- **DATA TO PROCESS**:
▼

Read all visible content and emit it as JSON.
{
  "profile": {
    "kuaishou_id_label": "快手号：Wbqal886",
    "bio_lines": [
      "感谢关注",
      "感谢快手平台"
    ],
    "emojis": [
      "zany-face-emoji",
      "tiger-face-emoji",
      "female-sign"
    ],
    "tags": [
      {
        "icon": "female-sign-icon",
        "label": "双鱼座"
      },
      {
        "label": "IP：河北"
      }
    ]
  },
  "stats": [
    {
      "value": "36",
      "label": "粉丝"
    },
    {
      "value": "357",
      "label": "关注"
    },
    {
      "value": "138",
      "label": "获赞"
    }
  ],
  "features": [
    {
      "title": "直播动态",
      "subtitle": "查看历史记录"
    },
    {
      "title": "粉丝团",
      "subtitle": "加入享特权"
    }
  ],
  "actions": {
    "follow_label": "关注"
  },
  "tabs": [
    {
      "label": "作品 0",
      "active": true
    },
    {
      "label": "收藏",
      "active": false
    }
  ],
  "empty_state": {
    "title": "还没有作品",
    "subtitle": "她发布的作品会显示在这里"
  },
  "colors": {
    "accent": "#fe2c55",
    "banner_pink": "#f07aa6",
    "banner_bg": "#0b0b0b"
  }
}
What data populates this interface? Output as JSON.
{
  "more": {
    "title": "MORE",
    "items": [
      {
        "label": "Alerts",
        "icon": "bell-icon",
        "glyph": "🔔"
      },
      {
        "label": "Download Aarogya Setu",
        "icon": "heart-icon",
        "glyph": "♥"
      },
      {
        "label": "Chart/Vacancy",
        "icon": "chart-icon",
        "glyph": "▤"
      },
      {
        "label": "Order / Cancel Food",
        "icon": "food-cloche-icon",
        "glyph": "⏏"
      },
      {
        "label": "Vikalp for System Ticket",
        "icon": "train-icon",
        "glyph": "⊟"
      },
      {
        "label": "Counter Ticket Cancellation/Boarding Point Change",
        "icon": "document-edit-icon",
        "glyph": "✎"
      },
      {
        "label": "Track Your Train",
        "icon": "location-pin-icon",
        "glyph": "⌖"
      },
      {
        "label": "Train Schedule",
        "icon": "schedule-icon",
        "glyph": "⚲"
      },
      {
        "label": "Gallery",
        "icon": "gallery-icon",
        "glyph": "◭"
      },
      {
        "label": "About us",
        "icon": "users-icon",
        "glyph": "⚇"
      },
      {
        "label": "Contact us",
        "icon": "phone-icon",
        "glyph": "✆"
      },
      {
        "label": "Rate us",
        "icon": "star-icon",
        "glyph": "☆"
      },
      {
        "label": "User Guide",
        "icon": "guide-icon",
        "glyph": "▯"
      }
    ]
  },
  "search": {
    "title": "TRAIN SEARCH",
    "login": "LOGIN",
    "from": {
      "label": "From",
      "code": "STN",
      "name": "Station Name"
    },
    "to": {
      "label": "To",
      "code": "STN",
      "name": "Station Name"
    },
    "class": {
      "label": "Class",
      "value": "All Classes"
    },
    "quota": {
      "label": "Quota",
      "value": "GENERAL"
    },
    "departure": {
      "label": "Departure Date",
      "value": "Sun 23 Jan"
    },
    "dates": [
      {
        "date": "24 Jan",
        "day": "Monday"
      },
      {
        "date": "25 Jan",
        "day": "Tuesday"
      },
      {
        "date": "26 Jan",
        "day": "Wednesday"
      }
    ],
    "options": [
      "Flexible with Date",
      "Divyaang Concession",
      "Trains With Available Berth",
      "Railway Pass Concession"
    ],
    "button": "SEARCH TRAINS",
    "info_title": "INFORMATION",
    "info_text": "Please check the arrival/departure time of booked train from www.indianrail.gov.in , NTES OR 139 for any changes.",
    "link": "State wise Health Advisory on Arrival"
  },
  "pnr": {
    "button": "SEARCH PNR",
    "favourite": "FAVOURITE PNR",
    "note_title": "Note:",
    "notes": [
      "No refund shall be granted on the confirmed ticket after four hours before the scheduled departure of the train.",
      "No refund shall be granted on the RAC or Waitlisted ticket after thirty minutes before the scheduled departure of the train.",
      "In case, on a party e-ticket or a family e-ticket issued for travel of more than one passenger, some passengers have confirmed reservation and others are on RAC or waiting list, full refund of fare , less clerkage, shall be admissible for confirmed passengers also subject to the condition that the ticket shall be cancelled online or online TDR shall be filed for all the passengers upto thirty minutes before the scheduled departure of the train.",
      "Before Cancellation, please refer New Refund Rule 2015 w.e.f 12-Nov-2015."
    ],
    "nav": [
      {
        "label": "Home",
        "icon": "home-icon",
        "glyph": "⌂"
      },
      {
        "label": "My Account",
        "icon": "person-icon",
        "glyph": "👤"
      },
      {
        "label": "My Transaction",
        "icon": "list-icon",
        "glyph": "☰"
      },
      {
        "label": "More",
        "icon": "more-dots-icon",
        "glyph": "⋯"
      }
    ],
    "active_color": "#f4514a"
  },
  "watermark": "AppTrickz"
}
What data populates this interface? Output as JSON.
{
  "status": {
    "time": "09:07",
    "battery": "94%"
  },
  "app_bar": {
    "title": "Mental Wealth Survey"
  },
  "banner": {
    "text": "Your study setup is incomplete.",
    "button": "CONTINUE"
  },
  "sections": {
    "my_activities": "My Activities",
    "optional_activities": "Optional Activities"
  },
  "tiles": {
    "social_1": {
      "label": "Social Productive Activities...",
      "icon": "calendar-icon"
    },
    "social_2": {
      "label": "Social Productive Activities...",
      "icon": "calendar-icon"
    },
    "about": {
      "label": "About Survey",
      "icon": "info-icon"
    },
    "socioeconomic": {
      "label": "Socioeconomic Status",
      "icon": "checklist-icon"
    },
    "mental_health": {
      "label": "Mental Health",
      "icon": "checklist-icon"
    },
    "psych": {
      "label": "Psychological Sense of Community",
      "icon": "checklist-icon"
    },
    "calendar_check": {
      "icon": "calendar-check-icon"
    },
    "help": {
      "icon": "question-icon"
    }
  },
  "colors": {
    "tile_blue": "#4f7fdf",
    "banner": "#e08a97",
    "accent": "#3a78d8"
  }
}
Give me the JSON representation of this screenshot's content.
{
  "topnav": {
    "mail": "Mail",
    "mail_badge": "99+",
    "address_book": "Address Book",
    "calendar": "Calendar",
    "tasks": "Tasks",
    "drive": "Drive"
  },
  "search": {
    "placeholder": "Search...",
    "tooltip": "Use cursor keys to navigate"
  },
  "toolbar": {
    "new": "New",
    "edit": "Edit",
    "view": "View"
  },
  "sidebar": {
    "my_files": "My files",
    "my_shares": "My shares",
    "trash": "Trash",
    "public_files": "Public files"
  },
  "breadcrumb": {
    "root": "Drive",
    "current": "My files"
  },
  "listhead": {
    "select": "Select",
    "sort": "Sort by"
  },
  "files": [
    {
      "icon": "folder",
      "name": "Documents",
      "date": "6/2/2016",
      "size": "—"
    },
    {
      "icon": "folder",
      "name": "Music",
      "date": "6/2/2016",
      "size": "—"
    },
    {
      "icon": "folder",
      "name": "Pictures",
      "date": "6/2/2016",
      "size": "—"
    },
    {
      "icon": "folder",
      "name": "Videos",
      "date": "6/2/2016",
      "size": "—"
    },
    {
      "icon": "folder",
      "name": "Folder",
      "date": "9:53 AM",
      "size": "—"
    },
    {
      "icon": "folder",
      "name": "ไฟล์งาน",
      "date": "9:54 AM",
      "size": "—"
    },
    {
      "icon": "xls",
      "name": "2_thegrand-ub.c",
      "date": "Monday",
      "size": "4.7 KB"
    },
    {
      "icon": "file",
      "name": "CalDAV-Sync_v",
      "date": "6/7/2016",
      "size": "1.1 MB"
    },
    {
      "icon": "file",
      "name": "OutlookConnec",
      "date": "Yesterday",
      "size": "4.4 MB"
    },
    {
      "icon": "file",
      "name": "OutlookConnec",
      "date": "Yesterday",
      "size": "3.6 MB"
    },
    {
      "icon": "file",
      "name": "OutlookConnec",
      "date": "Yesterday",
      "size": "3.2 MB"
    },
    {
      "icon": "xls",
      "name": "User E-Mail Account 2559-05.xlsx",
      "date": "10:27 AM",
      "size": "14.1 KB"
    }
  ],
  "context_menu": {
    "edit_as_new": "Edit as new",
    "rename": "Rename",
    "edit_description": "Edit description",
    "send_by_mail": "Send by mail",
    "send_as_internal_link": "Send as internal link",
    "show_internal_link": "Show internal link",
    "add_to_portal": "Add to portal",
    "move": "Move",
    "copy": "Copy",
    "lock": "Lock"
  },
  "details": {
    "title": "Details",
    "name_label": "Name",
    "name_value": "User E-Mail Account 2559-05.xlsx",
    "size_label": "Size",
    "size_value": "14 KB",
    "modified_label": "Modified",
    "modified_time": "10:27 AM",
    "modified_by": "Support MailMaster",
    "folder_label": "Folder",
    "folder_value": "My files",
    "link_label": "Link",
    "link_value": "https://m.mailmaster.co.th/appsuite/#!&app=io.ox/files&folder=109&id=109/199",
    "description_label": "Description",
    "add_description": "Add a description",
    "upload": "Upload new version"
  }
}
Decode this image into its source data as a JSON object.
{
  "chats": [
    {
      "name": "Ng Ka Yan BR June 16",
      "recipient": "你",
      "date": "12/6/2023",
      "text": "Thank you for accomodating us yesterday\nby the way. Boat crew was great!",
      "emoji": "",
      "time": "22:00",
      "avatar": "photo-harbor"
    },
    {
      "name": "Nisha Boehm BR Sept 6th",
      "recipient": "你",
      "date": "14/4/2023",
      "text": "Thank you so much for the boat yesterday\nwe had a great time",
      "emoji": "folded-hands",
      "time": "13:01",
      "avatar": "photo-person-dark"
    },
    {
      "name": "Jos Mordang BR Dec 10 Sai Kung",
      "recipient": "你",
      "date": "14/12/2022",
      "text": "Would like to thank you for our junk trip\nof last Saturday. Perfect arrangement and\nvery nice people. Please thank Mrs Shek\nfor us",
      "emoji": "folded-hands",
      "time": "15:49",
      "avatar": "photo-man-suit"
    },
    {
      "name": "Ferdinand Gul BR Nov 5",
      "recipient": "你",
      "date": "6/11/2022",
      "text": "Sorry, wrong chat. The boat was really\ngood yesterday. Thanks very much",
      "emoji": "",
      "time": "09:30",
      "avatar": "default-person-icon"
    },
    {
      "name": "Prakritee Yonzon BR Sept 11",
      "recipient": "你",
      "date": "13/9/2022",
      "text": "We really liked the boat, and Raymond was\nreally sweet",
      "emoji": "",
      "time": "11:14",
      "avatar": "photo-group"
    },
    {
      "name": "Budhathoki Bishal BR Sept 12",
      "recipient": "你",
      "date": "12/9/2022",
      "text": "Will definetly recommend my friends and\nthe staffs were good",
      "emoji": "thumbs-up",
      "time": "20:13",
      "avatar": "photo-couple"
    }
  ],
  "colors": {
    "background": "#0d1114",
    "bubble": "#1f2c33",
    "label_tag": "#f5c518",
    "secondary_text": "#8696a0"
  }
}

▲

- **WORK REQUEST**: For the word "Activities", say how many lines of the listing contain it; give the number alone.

- **EXPECTED ANSWER**: 4